MoDOT grant allows for stricter enforcement of school zones


Outside of RBHS, the speed limit is 30 while around elementary schools, the speed limit is 20. Speed limit signs around Columbia Public Schools will now be enforced to provide a safer environment around the schools.

Alice Yu

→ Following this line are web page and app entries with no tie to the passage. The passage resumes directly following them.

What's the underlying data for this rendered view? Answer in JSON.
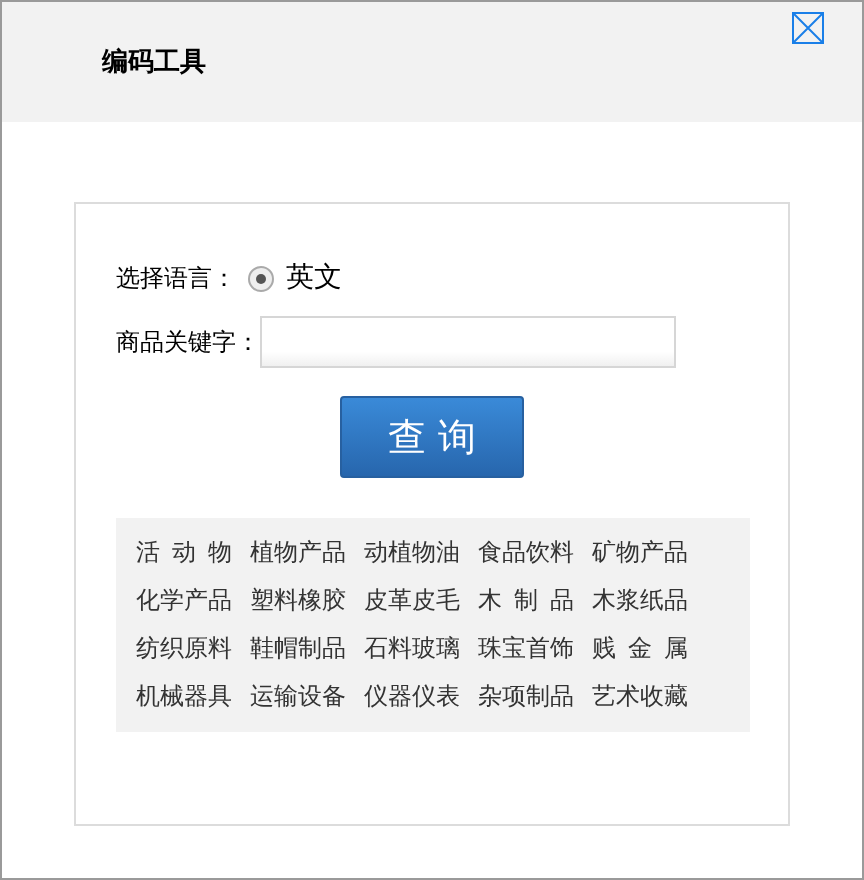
{
  "dialog": {
    "title": "编码工具"
  },
  "form": {
    "language_label": "选择语言：",
    "languages": [
      {
        "label": "英文",
        "selected": true
      }
    ],
    "keyword_label": "商品关键字：",
    "search_button": "查 询"
  },
  "categories": [
    {
      "label": "活动物"
    },
    {
      "label": "植物产品"
    },
    {
      "label": "动植物油"
    },
    {
      "label": "食品饮料"
    },
    {
      "label": "矿物产品"
    },
    {
      "label": "化学产品"
    },
    {
      "label": "塑料橡胶"
    },
    {
      "label": "皮革皮毛"
    },
    {
      "label": "木制品"
    },
    {
      "label": "木浆纸品"
    },
    {
      "label": "纺织原料"
    },
    {
      "label": "鞋帽制品"
    },
    {
      "label": "石料玻璃"
    },
    {
      "label": "珠宝首饰"
    },
    {
      "label": "贱金属"
    },
    {
      "label": "机械器具"
    },
    {
      "label": "运输设备"
    },
    {
      "label": "仪器仪表"
    },
    {
      "label": "杂项制品"
    },
    {
      "label": "艺术收藏"
    }
  ]
}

With many students receiving their drivers’ license, as well as the freedom to travel to and from places around town on their own accord, the Columbia Police Department is increasing the enforcement of school zone speed limits.
After obtaining a grant from the Missouri Department of Transportation (MoDOT)-Division of Highway and Traffic Safety, CPD now has the funding to pay officers who work overtime  to enforce speed limits and other traffic ordinances. While the grants usually run from Oct. 1 to Sept. 30, CPD began enforcing school zones the first day of the 2015-16 school year, Aug. 18.
“I believe the grant  funding we receive for traffic enforcement is effective in reducing traffic crashes,” Sgt. Curtis Perkins said. “The enforcement we do also creates a deterrent effect as a citizen sees an officer and is reminded to slow down without any action on the part of the officer or sees someone else stopped and reminds them they do not want to get stopped for not obeying traffic laws.”  
The purpose of the grant provided by MoDOT is to enforce hazardous moving violations that cause traffic crashes. Violations include speeding, following too closely and lane violations.
“The goal of our enforcement is not to write as many tickets as we can, but create a safer community by reducing traffic crashes,” Perkins said. “Traffic enforcement is an important component of getting drivers to follow the rules of the road whether through deterrence or behavior modification.”
To combat the general problem of speeding on city roads, CPD is focusing in on school zones first.
“Since school zones have often younger kids walking around they fit the area for potential crashes,” Perkins said. “Through enforcement in the school zone we hope to create awareness and get people to pay attention, especially while in the school zones. With school just beginning the new year, it was a good time to raise awareness on this topic.”
Senior Elaine Phillips, who has been driving with a driver’s license for two years, follows the speed limits set in school zones selectively.
“I’ve been trying, but probably not as much as I should have,” Phillips said. “I definitely follow them around elementary schools because little kids are unpredictable and they can dart out, but around high schools and sometimes middle schools, I’m a little less vigilant in putting my foot to the brake.”
While senior Sydney Tyler does occasionally speed, she, like Phillips, also adheres to speed limits around elementary schools, but a little bit less so on city roads.
“You’re never really driving to drive,” senior Sydney Tyler said. “You’re driving to get somewhere, so you want to get there as fast as you can, and I tend to drive faster when I’m in a bad mood, or when I’m late or stressed, and when I’m late, I’m stressed and in a bad mood, so those usually, I’m driving a little faster.”
But both Tyler and Phillips agree that ensuring the safety of young children is a worthy allotment of funds.
“Kids are so precious and they do not need to be killed because a driver is just not being responsible, so I think that is a good use of funds,” Phillips said. “I don’t think [there should be] as much [enforcement] in high school and middle school just because the kids are older and they pretty should know you don’t go out in the road.”